§ **RECORDS TO PROCESS**:
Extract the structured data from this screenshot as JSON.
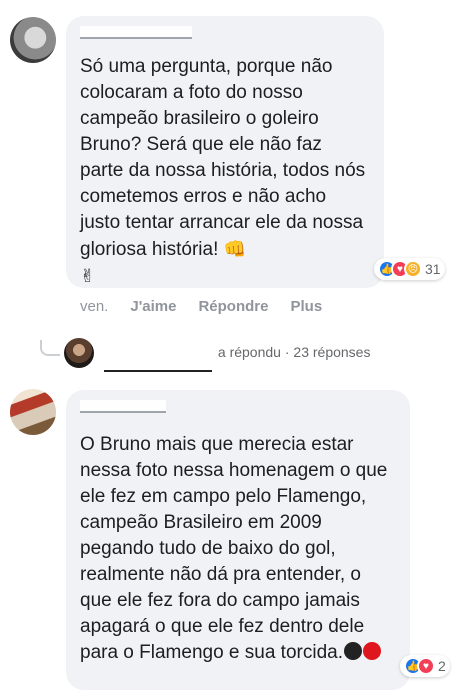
{
  "comment1": {
    "author": "",
    "text": "Só uma pergunta, porque não colocaram a foto do nosso campeão brasileiro o goleiro Bruno? Será que ele não faz parte da nossa história, todos nós cometemos erros e não acho justo tentar arrancar ele da nossa gloriosa história!",
    "emoji_fist": "👊",
    "emoji_victory": "✌",
    "reactions": {
      "icons": [
        "like-icon",
        "love-icon",
        "angry-icon"
      ],
      "count": "31"
    },
    "actions": {
      "time": "ven.",
      "like": "J'aime",
      "reply": "Répondre",
      "more": "Plus"
    }
  },
  "reply_summary": {
    "name": "",
    "replied": "a répondu",
    "separator": "·",
    "replies": "23 réponses"
  },
  "comment2": {
    "author": "",
    "text": "O Bruno mais que merecia estar nessa foto nessa homenagem o que ele fez em campo pelo Flamengo, campeão Brasileiro em 2009 pegando tudo de baixo do gol, realmente não dá pra entender, o que ele fez fora do campo jamais apagará o que ele fez dentro dele para o Flamengo e sua torcida.",
    "colors": {
      "black_dot": "#222222",
      "red_dot": "#e0161e"
    },
    "reactions": {
      "icons": [
        "like-icon",
        "love-icon"
      ],
      "count": "2"
    }
  },
  "colors": {
    "bubble": "#f0f2f5",
    "like": "#1877f2",
    "love": "#f33e58",
    "angry": "#f7b125"
  }
}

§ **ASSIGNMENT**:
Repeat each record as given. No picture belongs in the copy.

§ **OUTPUT**:
Extract the structured data from this screenshot as JSON.
{
  "comment1": {
    "author": "",
    "text": "Só uma pergunta, porque não colocaram a foto do nosso campeão brasileiro o goleiro Bruno? Será que ele não faz parte da nossa história, todos nós cometemos erros e não acho justo tentar arrancar ele da nossa gloriosa história!",
    "emoji_fist": "👊",
    "emoji_victory": "✌",
    "reactions": {
      "icons": [
        "like-icon",
        "love-icon",
        "angry-icon"
      ],
      "count": "31"
    },
    "actions": {
      "time": "ven.",
      "like": "J'aime",
      "reply": "Répondre",
      "more": "Plus"
    }
  },
  "reply_summary": {
    "name": "",
    "replied": "a répondu",
    "separator": "·",
    "replies": "23 réponses"
  },
  "comment2": {
    "author": "",
    "text": "O Bruno mais que merecia estar nessa foto nessa homenagem o que ele fez em campo pelo Flamengo, campeão Brasileiro em 2009 pegando tudo de baixo do gol, realmente não dá pra entender, o que ele fez fora do campo jamais apagará o que ele fez dentro dele para o Flamengo e sua torcida.",
    "colors": {
      "black_dot": "#222222",
      "red_dot": "#e0161e"
    },
    "reactions": {
      "icons": [
        "like-icon",
        "love-icon"
      ],
      "count": "2"
    }
  },
  "colors": {
    "bubble": "#f0f2f5",
    "like": "#1877f2",
    "love": "#f33e58",
    "angry": "#f7b125"
  }
}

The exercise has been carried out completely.